Raclette is a cheese from Switzerland made with whole cow's milk. It has a thin, brownish-orange rind and a firm, supple body that is ivory to light yellow with few, if any, holes. It is classified as semi-hard. Raclette has a very distinctive flavor; nutty, slightly acidic, aromatic and similar to Gruyere-type cheeses. The rind is edible. It melts well and is used in many casseroles. It can be used in grilled cheese sandwiches, too.
Watch Now: How to Throw a Raclette Party
Raclette dinners are very popular because they are so easy to make. Slices of Raclette cheese are melted in small pans, then eaten with boiled potatoes, pickles and dried meats. The cheese was originally melted from the whole wheel in front of the fire, then scraped onto the plate, but now, a tabletop appliance is popular.
Buying Raclette Cheese
If you are in Switzerland, a visit to Chateau de Villa in Sierre for a dinner of "Bratchäs" or Raclette is a very good idea.
How Raclette is Made
Raclette is a cheese from Switzerland which is made in several districts (Kanton) north of the Alps. It is made from pasteurized cows' milk except in Valais canton or Wallis canton, where it is made with raw milk.

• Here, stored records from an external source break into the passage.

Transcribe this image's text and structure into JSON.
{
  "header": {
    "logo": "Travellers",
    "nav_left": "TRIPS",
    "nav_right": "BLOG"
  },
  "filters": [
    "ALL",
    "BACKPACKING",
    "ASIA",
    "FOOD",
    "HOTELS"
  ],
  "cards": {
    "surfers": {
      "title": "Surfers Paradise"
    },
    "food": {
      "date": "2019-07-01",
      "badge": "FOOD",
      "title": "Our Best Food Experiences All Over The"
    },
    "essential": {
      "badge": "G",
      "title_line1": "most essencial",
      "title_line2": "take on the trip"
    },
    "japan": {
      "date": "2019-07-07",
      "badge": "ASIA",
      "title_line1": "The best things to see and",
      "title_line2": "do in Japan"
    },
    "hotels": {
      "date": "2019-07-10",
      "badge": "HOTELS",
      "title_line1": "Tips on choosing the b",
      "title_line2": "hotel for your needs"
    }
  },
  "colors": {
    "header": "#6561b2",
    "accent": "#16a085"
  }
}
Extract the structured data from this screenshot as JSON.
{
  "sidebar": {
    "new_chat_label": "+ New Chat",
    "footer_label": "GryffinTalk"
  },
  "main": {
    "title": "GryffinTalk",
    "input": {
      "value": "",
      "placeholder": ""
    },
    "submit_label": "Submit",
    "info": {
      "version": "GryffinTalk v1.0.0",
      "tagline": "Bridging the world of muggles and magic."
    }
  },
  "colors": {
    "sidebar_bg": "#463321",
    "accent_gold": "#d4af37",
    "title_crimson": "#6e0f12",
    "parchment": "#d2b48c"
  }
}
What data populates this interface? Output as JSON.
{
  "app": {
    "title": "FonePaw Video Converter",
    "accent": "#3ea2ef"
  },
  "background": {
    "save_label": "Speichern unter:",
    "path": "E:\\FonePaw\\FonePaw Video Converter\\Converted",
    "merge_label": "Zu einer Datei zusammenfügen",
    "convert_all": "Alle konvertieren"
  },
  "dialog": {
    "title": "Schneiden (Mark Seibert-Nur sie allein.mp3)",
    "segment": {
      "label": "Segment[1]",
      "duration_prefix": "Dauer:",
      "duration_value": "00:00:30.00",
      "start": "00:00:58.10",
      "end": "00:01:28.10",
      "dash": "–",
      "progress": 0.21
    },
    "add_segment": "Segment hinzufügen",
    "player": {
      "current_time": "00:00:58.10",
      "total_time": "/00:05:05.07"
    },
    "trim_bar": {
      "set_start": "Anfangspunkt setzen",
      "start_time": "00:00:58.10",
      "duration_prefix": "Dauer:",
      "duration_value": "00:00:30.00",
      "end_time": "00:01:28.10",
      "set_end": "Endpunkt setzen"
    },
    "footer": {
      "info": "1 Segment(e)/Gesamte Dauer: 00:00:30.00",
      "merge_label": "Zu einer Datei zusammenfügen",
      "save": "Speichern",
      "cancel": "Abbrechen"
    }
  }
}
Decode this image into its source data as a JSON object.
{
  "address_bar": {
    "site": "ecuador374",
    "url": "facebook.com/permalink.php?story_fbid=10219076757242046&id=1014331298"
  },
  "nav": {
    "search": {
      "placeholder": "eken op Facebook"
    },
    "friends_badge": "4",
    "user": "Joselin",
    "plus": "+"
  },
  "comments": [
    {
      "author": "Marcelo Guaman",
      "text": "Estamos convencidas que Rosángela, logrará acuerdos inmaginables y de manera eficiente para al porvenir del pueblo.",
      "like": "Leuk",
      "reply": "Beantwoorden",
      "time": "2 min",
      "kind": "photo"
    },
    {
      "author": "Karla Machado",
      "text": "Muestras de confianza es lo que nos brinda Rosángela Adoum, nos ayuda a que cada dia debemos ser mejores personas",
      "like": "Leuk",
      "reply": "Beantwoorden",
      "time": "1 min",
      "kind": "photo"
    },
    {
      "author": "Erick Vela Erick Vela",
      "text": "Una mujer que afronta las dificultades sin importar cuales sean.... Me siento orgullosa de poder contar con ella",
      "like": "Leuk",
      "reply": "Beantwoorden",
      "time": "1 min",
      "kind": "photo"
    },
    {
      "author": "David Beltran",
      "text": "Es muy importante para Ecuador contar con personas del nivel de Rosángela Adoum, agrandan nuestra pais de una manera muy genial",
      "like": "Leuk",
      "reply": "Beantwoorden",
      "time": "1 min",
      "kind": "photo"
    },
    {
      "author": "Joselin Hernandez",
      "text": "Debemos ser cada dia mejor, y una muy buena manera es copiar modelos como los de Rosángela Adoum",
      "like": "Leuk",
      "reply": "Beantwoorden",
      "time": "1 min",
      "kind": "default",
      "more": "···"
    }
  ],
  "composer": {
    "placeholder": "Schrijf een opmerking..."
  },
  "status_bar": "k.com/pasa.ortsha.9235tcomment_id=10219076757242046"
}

It has a light brown-tinted, edible rind and a buttery, smooth interior that is ivory to light yellow with few, if any, holes. It is 45% fat (dry weight). Raclette has a very distinctive flavor; nutty, aromatic and similar to Gruyere-type cheeses. The flavor of handmade raclette varies with the season and what the cows are fed. Large-batch raclette has the same flavor all year long. Since the word, raclette, cannot be linked to a specific town or area and cannot be protected, look for authentic Swiss raclette if you want the best cheese experience.
The flavor is created by using good quality milk, preferably from grass-fed cows, and special bacterial strains which create lactic acid and secondary metabolic, flavor products. It does not undergo a propionic acid fermentation (which Emmentaler does) and therefore has no/few holes. The pressed cheese wheel is soaked in a salt brine, smeared with a mixture of yeast and coryneform bacteria (gram positive rods) and then placed in a cellar on red pine benches for ripening. These wooden shelves may color and help create the Schmiere or moist rind. This tradition at the very least helps the cellar retain a certain atmosphere conducive to cheese maturation. It is aged for three to six months.
Raclette has very good melting properties since the fat content does not separate and pool as grease. This makes it a good cheese to use as a casserole topper or in the famous and delicious raclette dinner. Very popular on New Year's Eve in Germany, a Raclette party takes almost no time to prepare and tastes great, since you are just browning the cheese and pouring onto your plate to eat with potatoes and pickles. Buy the cheese ahead of time, it tends to sell out around the end of the year.
In German-speaking Switzerland, raclette is also known as Bratchäs, pronounced with a hard ch like "k." It means "grilled cheese." It has been a Swiss specialty since at least 1291 AD when William Tell was purported to eat it.